Old playmates gear up at flash car bash
PLAYBOY’S MISS April 2012 is wearing a tight black satin bodice, a white pompom on her derriere and a pair of rabbit ears. “This is the first time I’ve had the chance to wear my bunny suit,” explains Raquel Pomplun. “It’s been made specially for me.”
Miss Pomplun is one of the star turns at a party co-hosted by Jaguar and Playboy. It’s at a private mansion overlooking the Pacific ocean, and some of America’s richest folk are in attendance. These are the ultra-affluent enthusiasts who, since 1950, have made the Pebble Beach Concours d’Elegance the most exclusive event in the automotive calendar.
Playboy and Jaguar are hoping to cash in on the cache of their history, and revamp their faded images in the modern world. Back in the 1950s and 1960s, both were the epitome of cool. Clark Gable drove a Jaguar XK120 and Steve McQueen had an XKSS, while Hugh Hefner had nude portraits of Marilyn Monroe and was at the vanguard of the sexual revolution. More recently, both brands have been accused of being stuck in the past, but both are now seeking to bounce back.
The XKR Convertible I drove here from San Francisco was one of the first acts of Jaguar’s renaissance. Styled by the genial Scot Ian Callum, it looked forwards as well as back. Originally launched in 2006, the XK has grown a few slats and spoilers over the years, but on California’s west coast, there’s no such thing as excess.
The Pebble Beach Concours d’Elegance takes place on the third Sunday of August, and crowns a long weekend of automotive nirvana. The action begins with “The Quail” on Friday. Tickets cost $450 (€356) each and are strictly limited – rumour has it that some are changing hands on Ebay for $2,000 (€1,585). The clientele are absurdly wealthy: a man from Gulfstream Jets reckons 80 per cent of people here have access to a private jet. He’s displaying Gulfsteam’s latest must-have toy for the rich and famous; it does Mach 0.90, costs $64.5 million (€51m) and is sold out until 2017.
That’s only marginally more than the cost of the McLaren X1. A friend of McLaren supremo Ron Dennis wanted a supercar “he could turn up to the opera in”. Three years later, his bespoke creation is debuting at Quail. It’s based on the MP14-12C, but boasts an all-new carbon fibre body. Even the headlights are bespoke and cost several hundred thousand euro.
At least the X1 could claim to be genuinely exclusive, unlike the six Bugatti Veyrons that have turned up. Ferrari, Pagani and Koenigsegg are also here, but the real stars are the classics. A plethora of Cobras are paying homage to the great Carroll Shelby, but my favourite car here is an original Aston Martin DB4 Zagato.

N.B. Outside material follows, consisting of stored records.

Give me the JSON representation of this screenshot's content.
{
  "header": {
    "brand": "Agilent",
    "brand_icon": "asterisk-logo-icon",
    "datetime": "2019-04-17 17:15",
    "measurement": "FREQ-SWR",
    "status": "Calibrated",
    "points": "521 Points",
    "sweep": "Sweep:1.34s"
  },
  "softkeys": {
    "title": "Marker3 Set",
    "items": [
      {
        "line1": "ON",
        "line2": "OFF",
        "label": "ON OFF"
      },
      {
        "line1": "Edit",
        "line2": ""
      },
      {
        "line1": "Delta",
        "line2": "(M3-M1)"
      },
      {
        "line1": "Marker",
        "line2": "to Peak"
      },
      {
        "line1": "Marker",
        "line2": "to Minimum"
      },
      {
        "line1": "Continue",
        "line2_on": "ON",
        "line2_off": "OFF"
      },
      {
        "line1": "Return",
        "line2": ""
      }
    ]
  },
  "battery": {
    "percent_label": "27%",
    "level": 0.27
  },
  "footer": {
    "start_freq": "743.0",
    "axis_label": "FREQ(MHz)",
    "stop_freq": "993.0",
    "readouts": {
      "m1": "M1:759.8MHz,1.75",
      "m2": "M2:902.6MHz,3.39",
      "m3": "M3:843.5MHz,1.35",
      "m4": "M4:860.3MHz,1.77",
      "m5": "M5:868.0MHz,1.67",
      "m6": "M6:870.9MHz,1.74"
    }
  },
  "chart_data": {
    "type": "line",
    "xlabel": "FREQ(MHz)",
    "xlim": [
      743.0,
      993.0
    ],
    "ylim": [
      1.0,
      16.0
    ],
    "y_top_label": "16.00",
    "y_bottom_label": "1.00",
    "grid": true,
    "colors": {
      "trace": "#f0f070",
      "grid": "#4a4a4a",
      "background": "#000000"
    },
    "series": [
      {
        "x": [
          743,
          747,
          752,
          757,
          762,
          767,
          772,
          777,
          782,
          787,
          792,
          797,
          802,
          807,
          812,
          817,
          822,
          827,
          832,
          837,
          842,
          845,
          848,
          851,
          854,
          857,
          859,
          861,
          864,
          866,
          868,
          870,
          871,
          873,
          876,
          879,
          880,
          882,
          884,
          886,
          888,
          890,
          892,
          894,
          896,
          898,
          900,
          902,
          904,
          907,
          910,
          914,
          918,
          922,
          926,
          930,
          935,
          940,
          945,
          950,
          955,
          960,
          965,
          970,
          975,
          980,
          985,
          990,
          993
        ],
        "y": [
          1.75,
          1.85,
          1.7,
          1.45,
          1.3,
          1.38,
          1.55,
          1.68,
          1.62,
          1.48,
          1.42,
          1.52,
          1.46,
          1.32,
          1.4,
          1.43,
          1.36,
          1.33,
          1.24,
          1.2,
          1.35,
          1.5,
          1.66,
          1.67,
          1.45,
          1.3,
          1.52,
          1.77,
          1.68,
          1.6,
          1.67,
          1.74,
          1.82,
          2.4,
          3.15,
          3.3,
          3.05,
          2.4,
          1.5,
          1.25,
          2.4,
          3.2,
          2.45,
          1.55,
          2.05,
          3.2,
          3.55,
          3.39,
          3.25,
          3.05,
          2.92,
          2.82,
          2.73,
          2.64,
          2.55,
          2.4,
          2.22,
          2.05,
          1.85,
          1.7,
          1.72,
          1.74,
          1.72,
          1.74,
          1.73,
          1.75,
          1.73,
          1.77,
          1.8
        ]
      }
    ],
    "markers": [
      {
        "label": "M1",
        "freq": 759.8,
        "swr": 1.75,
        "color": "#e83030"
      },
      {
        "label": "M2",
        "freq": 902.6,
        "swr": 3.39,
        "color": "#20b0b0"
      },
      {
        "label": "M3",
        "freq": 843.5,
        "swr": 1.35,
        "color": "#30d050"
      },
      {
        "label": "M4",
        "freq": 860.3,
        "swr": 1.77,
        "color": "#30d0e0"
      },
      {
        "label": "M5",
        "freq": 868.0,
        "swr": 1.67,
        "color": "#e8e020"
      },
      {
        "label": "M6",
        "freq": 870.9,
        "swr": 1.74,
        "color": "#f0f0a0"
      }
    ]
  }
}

A day later, the XKR and I head for the Rolex Monterey Motorsports Reunion at the Laguna Seca circuit. Just driving around these parts is an adventure. After a dice with a lovely 1960s fastback Ford Mustang, I stumble across a gathering of Italian exotica that includes a pink Lamborghini Murcielago, proving that wealth does not always equal taste.